They heard the back door open and the sound of scratchy claws scrambling on the laminate flooring in the kitchen. ‘No you don’t, come here, buddy,’ John’s voice wafted through to them. They heard him grunting as he bent to pick the puppy up and then the panting of the excited dog. Sammy’s eyelashes fluttered erratically, a sign that he wasn’t comfortable with this variable to his norm.
John came in with the squirming puppy in his arms. He walked over to Sammy and knelt down in front of him. Sammy turned his head to the left and looked into the far corner of the ceiling. He neither looked at, nor acknowledged the dog. His fingers twined and moved fast in his lap. He was processing. It was okay, so far.
‘You can stroke him Sammy,’ said Shelly, before turning her attention to John. Sammy continued to stare at the farthest corner of the room. ‘You should have put him on a lead,’
‘I tried; it’s impossible, have you seen how much this thing can wriggle?’
As if on cue the puppy squirmed free and jumped from John’s hands. He bounded the two steps over to Sammy and leapt up at his legs, scratching and scrambling to try and climb onto his knee.
Sammy’s eyes rolled. John made a grab for the pup but before he could get him out of Sammy’s way, the boy’s hand came up in a fist and lashed out at the dog. He did it blindly without looking. He wasn’t purposefully trying to hurt the animal, it had just invaded his space and when that happened to him, Sammy hit out.
It was less than a second. The dog was half on Sammy’s knee, John was already reaching out to him, and Sammy belted the dog off his lap and clean across the room.
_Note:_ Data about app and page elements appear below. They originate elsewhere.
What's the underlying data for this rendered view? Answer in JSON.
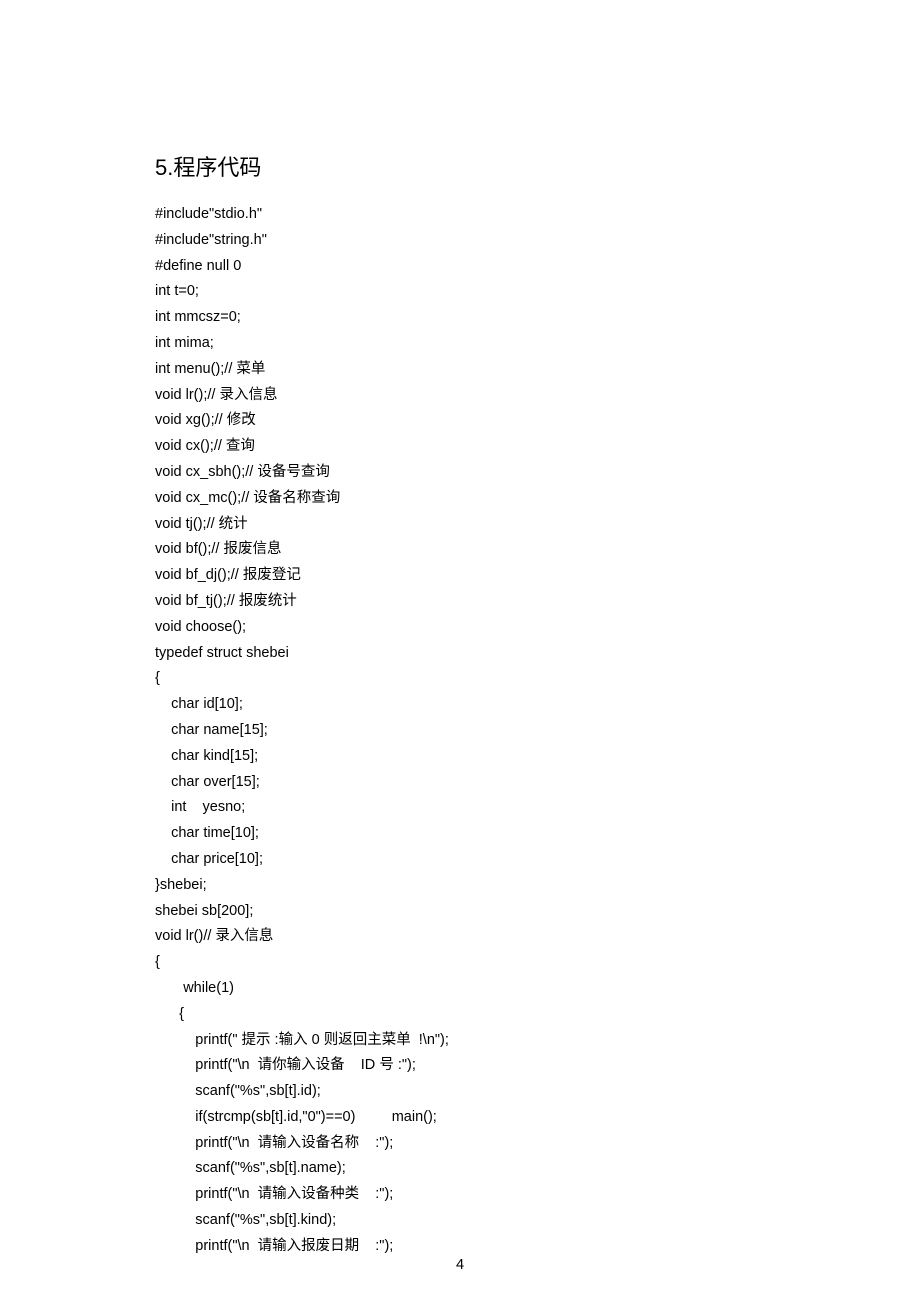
{
  "heading_num": "5.",
  "heading_text": "程序代码",
  "lines": [
    "#include\"stdio.h\"",
    "#include\"string.h\"",
    "#define null 0",
    "int t=0;",
    "int mmcsz=0;",
    "int mima;",
    "int menu();// 菜单",
    "void lr();// 录入信息",
    "void xg();// 修改",
    "void cx();// 查询",
    "void cx_sbh();// 设备号查询",
    "void cx_mc();// 设备名称查询",
    "void tj();// 统计",
    "void bf();// 报废信息",
    "void bf_dj();// 报废登记",
    "void bf_tj();// 报废统计",
    "void choose();",
    "typedef struct shebei",
    "{",
    "    char id[10];",
    "    char name[15];",
    "    char kind[15];",
    "    char over[15];",
    "    int    yesno;",
    "    char time[10];",
    "    char price[10];",
    "}shebei;",
    "shebei sb[200];",
    "void lr()// 录入信息",
    "{",
    "       while(1)",
    "      {",
    "          printf(\" 提示 :输入 0 则返回主菜单  !\\n\");",
    "          printf(\"\\n  请你输入设备    ID 号 :\");",
    "          scanf(\"%s\",sb[t].id);",
    "          if(strcmp(sb[t].id,\"0\")==0)         main();",
    "          printf(\"\\n  请输入设备名称    :\");",
    "          scanf(\"%s\",sb[t].name);",
    "          printf(\"\\n  请输入设备种类    :\");",
    "          scanf(\"%s\",sb[t].kind);",
    "          printf(\"\\n  请输入报废日期    :\");"
  ],
  "page_number": "4"
}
The puppy screamed once and then continued to yelp. Shelly’s hands flew to cover her mouth. ‘Oh my God. Is he all right?’ she asked.
John went over to the pup and picked him up. He checked him over to see that he hadn’t been badly hurt. ‘Yeah, he’s fine, He’s just frightened. It’s okay. It’s all okay, isn’t it, buddy,’ he said stroking the dog and talking into his ear as the puppy calmed.
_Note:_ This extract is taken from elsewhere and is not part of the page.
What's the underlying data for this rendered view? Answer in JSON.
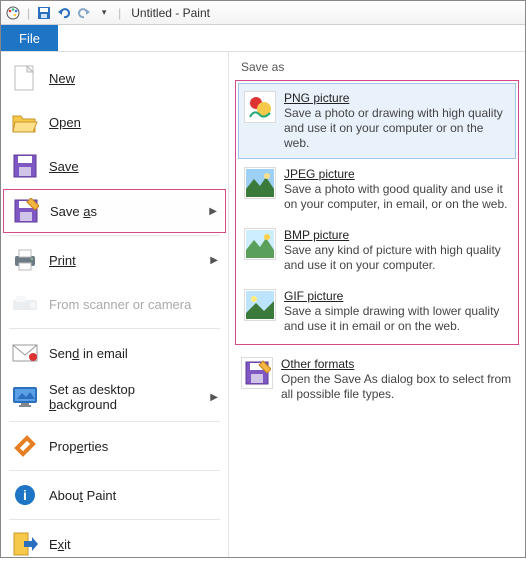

Knowing that the pup was okay, Shelly stooped in front of her son. She didn’t try to touch him. At this point it would have sent him over the edge. She just told him that everything was okay.
Sammy was looking at his hands, they were in his lap twisting and turning, his fingers wiggled and he brought them up to his face where they floated and flittered in front of is eyes, twining and intertwining like butterflies.
‘Carthenage is his name. That is his name. Carthenage is his name. That’s a good name. Carthenage is his name. That’s a good name.’ Sammy was on a loop.
He was coming to terms with the change. Shelly was delighted to hear him repeating the dog’s name. It told her that, even after the frightening experience of having the pup scratching at him to get up, Sammy wasn’t denouncing the dog as a bad thing. She felt that by saying his name Sammy was claiming ownership of the dog.
It could have gone better, and the puppy was going to have to learn that Sammy couldn’t be jumped all over, but it could have been a disaster. Shelly was cautiously optimistic. ‘You know honey, he’s so small and fragile that we have to be very careful and try really hard not to hurt him. You should have put him on a lead,’ she shot at her husband.
‘Carthenage needs his lead. That’s what Cathenage needs,’ Sammy said before lurching into pages of text that he’d read in a book on dog behaviour.